The Chinese version of brunch is a feast of dim sum - tiny dumplings in different shapes and with a variety of stuffings, which are either steamed or fried. There are a number of places in the old city that serve dim sum, but one of the best selections is at Lu Bo Lang at 115 Yuyuan Road (00 86 21 6328 0602,, which opens 11am-10pm daily. For a more Western-style Sunday brunch, try the Atrium café in the Hilton Hotel at 250 Hua Shan Road (00 86 21 6248 0000,

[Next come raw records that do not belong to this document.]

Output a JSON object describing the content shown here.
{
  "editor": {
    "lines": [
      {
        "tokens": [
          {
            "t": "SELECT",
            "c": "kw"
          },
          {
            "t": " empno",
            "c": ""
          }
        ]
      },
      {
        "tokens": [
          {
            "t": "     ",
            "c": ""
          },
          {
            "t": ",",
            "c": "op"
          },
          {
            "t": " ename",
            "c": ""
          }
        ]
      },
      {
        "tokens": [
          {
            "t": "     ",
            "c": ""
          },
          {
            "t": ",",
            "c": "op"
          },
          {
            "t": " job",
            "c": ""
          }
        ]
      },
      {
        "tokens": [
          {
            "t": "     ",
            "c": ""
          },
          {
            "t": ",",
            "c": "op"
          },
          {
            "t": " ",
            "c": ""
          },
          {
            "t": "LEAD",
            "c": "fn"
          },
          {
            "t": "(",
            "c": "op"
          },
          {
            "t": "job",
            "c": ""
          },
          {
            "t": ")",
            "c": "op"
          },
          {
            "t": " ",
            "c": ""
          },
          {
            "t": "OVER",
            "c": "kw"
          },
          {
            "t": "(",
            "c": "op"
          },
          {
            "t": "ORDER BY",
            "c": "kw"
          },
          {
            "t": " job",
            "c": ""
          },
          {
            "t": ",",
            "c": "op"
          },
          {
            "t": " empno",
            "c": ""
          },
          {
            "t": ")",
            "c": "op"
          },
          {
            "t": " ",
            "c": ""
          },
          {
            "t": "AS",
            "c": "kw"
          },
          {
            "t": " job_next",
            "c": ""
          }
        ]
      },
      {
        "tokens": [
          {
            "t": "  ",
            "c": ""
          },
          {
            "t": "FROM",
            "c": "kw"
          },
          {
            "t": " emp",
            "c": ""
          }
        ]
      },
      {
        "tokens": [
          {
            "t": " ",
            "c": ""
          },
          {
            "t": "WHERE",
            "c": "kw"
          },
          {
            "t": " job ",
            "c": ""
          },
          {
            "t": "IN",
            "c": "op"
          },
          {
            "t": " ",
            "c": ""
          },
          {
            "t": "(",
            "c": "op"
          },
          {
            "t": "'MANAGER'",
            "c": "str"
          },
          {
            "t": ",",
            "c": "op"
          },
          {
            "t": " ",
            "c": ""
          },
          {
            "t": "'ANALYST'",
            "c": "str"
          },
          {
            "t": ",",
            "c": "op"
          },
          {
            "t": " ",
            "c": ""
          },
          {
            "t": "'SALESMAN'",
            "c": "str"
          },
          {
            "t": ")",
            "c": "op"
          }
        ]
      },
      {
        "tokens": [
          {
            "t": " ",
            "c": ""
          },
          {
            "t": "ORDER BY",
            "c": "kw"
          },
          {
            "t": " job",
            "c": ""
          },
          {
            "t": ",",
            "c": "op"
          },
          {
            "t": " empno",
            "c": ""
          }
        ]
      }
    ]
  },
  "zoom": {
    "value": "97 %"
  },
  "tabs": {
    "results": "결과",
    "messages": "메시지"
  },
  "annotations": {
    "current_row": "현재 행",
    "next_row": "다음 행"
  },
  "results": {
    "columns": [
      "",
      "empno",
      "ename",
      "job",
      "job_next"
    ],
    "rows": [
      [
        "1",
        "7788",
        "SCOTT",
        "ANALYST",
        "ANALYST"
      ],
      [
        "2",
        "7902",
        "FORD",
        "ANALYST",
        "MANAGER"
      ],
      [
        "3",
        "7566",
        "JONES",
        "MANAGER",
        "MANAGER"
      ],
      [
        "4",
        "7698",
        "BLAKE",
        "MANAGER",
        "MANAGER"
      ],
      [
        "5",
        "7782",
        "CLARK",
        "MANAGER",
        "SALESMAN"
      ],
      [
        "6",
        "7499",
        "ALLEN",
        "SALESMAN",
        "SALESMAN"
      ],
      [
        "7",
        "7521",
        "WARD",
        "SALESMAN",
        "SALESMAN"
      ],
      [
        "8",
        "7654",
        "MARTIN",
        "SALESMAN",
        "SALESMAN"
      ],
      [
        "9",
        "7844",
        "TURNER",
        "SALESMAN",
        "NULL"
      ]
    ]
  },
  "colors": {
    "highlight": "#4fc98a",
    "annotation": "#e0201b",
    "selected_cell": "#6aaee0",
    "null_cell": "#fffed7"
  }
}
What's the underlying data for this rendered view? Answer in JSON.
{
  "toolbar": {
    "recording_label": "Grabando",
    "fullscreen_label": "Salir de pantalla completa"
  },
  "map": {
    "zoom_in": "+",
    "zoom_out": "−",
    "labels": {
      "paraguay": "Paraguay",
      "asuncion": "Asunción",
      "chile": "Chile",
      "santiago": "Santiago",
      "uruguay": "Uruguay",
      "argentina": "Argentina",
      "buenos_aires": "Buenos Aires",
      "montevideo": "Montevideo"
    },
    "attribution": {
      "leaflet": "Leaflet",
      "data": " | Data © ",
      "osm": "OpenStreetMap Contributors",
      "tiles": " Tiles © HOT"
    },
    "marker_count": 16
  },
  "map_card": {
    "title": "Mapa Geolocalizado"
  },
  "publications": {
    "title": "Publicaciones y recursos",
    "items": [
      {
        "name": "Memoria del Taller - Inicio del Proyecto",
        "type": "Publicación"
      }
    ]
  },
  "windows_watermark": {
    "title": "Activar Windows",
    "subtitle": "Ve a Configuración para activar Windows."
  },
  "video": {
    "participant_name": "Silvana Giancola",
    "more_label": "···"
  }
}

Yuyuan Garden , in the middle of the old city, is a beautiful 400-year-old Ming dynasty garden, built originally as the private garden of the commissioner of Sichuan province. As is typical of traditional Chinese gardens, it contains a series of pavilions, many of them still furnished with carved furniture, calligraphy and lanterns, as well as man-made hills, water and fish. The crowds that flock to the garden can detract from its tranquillity, so aim to visit first thing in the morning (open daily 8.30am-5pm, entrance Y30/£2). Outside the garden is the Huxinting teahouse at 257 Yuyuan Road (00 86 21 6373 6950), the oldest in Shanghai.


... from the old city. Until less than 100 years ago, the oldest part of Shanghai was a walled enclave, and it still retains an atmosphere all its own. The central part has been pedestrianised, but venture off the beaten track into the back streets for a glimpse of how life has been lived in Shanghai for several hundred years.


Take a walk along the Shanghai river front, on the Bund, at night. Since 1989, the buildings on both sides of the water have been illuminated after dark, and the spectacle is breathtaking. Don't expect this to be a solitary stroll: the Bund is the most popular place for the residents of Shanghai to enjoy a nightly walk.